Silky as a hundred-dollar blouse, ruddy as a stevedore’s face in a high wind, the prosciutto di Parma ($9) swirls around the plate, mocking a pair of dumpy roast figs slouched like cartoon characters in the middle. You’ve never tasted ham this good, or seen it shaved so thin. It’s a tribute to the ancient hand-crank slicer that crouches in the corner at Lupa, a new Italian trattoria with hereditary links to Babbo, Po, Frico, Becco, and ‘ino. (Hey, what happened to Groucho and Zeppo?) The slicer is loosed on a slew of tangy cheeses and funky air-cured meats like cacciatorini ($7), a fine-grained hunters’ salami deliciously paired with a handful of baby artichokes glossed with a warm sauce of olive oil, anchovy, and lemon called bagna cauda (“hot bath”).
In a city gone crazy for the rustic pleasures of Tuscan food, and still carrying a torch for Neapolitan, Lupa adjusts the geographic focus to Rome, delivering bold flavors like fennel, lemon peel, mint, anchovy, raisin, and, of course, garlic. Among the Roman offerings are an unforgettable potatoless gnocchi ($11), kneaded with ricotta into puffy knuckles that punch through a stout sauce of ground fennel sausage; and a fettuccine Alfredo profound in its buttery and cheesy simplicity. Patrician, too, is an oxtail alla vaccinara (“butcher’s style”) sloughing handsome quantities of meat and fat into a sweet-and-sour gravy, finalized with a spray of toasted pignoli. And when you order pollo alla diavolo ($13), don’t expect it to come Florentine style, smeared with a paste of onions, garlic, and parsley. Instead, Lupa paves its crisp-skinned version with crushed black peppercorns, like some killer variation on Southern fried chicken.
But Lupa doesn’t confine itself to one region or one set of culinary ideas. In addition to the Piedmontese bagna cauda, and a panzanella leaning toward Tuscany, there’s a severely delicious salad of cracked wheat ($8)-minted, chived, and whomped with
citrus-cured sardines-inspired by Sicilian cooking at its most North African. Other dishes are pure invention, like the playfully named Nero’s tagliarini ($12), matching midnight ribbons of squid-ink pasta with swatches of squid braised to brownness, reversing the usual barely cooked treatment. The light sauce is a struggle between tart and salty flavors, from which a few capers emerge as counterpoint.
In a place that takes so many chances, there are bound to be a few dishes that fall on their faces. The venerable Roman saltimbocca-a veal cutlet stuffed with ham and mantled with toasted cheese-is too dry, and the thin-slicing technique here renders the cooked prosciutto powerless; I also didn’t dig the mild house-cured cod, inserted between layers of fresh and caramelized fennel. Conventional salt cod would have been better. But most experiments work amazingly well, and an enthusiastic staff helps put the menu across.
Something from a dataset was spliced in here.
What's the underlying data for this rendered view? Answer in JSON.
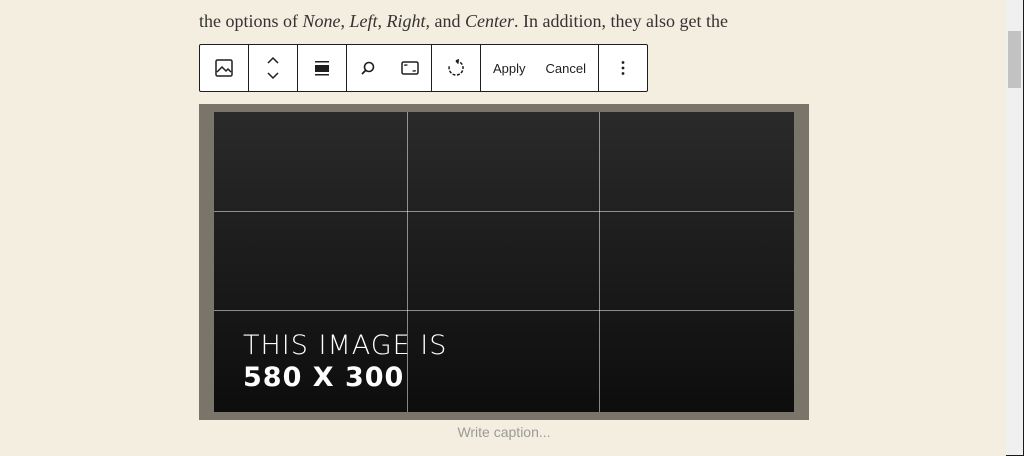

The intriguing wine list is composed entirely of Italians from 20 regions, with several varieties available in caraffinas, which are about a third of a bottle, for $7 to $15.
One particular appetizer shows Lupa at its most playful. Testa di polipo ($8) melds baby octopus heads into a submarine headcheese, stuck together with natural octopus crazy glue. The black-and-white slices make a beautiful picture on the plate, but for most of us they taste a little too much like, well, headcheese.